    If many electric motors are of the induction type I don't see why they used the permanent magnet route. I remember books explaining how the shape of the wire influences the features of the motor, torque curves mostly, so Honda's "breakthrough" is hardly that, based on the few information given here, that PR is no different from Ahmadinejad or Chavez PR.

    • Evan Reif Evan Reif on Jan 16, 2011

      Synchro motors are MUCH smaller and lighter per the same power, they are self correcting for power factor (Trust me, you really don't want me to explain that), more efficient, and have fewer parts. You would need an absolutely massive squirrel cage motor to get the same power the fairly small synchros are making in these cars. A Baldor 60HP squirrel cage weighs a whopping 870 pounds, and a 100hp weighs 1179, and they're both damn near the size of the car itself.

  • Dimwit Dimwit on Jan 15, 2011

    One issue with the RE "scarcity". It isn't. And China doesn't have a monopoly, just the best cost commercial operations. If the price rises too much it becomes economically viable to develop other -- and yes, more local -- operations. It's similar to the Canadian oil sands project.

  • Forraymond Forraymond on Jan 16, 2011

    American mining companies got significant tax breaks for selling their rare earth mining rights to the Chinese. Our Government, under the Cheney/Bush Administration, gave the Chinese this monopoly on a silver platter.

    • PeteMoran PeteMoran on Jan 16, 2011

      @ forraymond Really? Americans are so.......well, dumb.

  • Michal Michal on Jan 16, 2011

    Toyota (and others) should invest in Australia. Lynas, Alkane Resources, and others are reliable producers of rare earth metals.
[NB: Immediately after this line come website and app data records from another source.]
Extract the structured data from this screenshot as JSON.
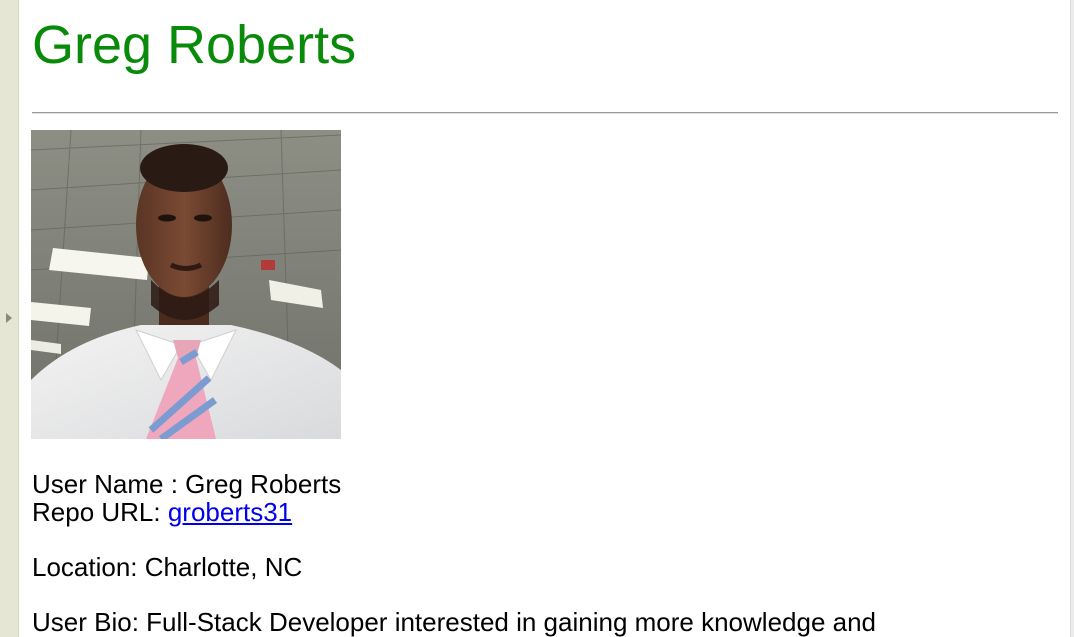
{
  "profile": {
    "title": "Greg Roberts",
    "user_name_label": "User Name : ",
    "user_name": "Greg Roberts",
    "repo_label": "Repo URL: ",
    "repo_link_text": "groberts31",
    "location_label": "Location: ",
    "location": "Charlotte, NC",
    "bio_label": "User Bio: ",
    "bio": "Full-Stack Developer interested in gaining more knowledge and"
  },
  "colors": {
    "title": "#0a8a0a",
    "link": "#0000ee",
    "left_rail": "#e6e6d4"
  },
  "icons": {
    "rail_toggle": "triangle-right-icon"
  }
}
The problem I see happening in a few years time however is the price of these metals collapsing, as everyone's getting on the bandwagon now. So many new mines opening today means a glut tomorrow.